You can log onto the website, and using drag and drop, configure your very own custom rifle from the ground up. When finished, you’ll get a shopping list of the exact pieces and parts you’ll need. The company knows that not everyone who uses tools like this will buy from them, yet they do it anyway. That’s just how they do business.
You’ll also find dozens of instruction videos produced in the Brownells studio. It resembles your local TV station in terms of fancy audio and video gear, but it’s filled with guns, gear, tools, and reloading equipment (you certainly won’t find that at your local NBC affiliate).
My last stop was to visit the Gun Tech folks. Long-time professional gunsmith and mega gun guru (although he’ll never admit it) Steve Ostrem walked me through the operation, which started back in 1939. But back in those days, Bob Brownell did it himself. Now, the team is staffed by 10 professional gunsmiths.
They work together in a large room filled with books, parts, guns, and all manner of odds and ends. They even have a “gun reference library” that’s not stocked with books, but hundreds of different gun models. If you call and have a question about your gun, the tech you’re talking to may just be walk back there to pick one up so he can follow along with your questions hands-on, so to speak.

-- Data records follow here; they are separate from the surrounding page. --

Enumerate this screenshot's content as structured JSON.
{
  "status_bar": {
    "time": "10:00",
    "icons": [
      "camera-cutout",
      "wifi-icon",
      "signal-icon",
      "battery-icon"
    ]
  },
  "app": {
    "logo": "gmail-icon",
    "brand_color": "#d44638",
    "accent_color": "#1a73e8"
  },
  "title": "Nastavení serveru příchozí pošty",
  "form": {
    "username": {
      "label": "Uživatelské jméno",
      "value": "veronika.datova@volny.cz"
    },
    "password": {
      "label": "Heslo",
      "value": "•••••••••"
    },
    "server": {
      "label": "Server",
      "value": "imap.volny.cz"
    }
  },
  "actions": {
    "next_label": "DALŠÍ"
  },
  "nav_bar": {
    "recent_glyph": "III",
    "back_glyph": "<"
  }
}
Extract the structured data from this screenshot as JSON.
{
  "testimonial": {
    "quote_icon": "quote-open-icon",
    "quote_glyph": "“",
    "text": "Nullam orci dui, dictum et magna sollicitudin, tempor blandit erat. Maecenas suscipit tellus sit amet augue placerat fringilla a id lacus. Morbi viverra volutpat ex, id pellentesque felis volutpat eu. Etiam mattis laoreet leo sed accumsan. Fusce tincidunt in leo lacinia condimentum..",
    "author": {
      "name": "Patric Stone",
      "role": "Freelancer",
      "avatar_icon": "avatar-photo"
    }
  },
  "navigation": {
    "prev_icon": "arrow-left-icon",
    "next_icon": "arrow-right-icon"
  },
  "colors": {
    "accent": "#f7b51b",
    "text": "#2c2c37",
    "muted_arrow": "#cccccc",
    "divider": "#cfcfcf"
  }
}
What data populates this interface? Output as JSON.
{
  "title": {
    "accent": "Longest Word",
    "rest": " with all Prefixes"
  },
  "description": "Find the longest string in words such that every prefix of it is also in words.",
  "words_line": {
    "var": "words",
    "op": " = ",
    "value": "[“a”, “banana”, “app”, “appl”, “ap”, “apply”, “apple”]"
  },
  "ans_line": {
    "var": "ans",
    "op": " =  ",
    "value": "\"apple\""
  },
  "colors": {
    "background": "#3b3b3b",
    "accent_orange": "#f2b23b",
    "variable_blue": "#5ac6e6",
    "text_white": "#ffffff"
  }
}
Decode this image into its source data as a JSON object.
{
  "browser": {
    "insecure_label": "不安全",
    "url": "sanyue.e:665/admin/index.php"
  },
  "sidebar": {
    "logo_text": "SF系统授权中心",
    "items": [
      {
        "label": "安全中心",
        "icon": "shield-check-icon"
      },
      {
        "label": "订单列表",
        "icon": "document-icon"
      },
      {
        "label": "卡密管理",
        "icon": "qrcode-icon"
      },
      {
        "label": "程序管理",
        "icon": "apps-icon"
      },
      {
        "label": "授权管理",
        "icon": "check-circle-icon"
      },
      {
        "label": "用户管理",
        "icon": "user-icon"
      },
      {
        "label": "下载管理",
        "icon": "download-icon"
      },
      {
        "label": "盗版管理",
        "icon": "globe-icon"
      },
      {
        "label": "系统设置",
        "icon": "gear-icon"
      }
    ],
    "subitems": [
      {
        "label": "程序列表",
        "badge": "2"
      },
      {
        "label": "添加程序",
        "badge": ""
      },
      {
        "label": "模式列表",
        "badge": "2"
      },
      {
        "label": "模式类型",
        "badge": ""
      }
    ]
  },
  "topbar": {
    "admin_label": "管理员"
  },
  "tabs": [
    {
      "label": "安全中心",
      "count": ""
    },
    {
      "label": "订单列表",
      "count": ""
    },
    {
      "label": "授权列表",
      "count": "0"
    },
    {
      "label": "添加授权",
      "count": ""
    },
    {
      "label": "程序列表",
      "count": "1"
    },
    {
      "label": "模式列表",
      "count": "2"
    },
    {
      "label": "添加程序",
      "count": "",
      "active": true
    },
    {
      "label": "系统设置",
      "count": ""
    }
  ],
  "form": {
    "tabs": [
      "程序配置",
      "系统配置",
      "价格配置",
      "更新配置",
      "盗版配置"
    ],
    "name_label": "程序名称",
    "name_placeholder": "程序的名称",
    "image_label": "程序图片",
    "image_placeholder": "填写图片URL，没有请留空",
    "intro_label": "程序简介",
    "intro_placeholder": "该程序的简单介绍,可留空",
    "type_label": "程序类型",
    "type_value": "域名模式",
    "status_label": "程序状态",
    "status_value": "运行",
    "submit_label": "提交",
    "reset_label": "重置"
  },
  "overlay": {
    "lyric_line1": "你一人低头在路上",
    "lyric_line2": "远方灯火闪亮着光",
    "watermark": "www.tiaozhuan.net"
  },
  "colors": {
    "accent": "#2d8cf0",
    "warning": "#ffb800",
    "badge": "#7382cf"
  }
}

If you have a need, or even a want for anything gun, archery, or survival-related, check out the Brownells site. Or give them a call, there’s a bunch of gun guys on the other end of the line waiting to help you out.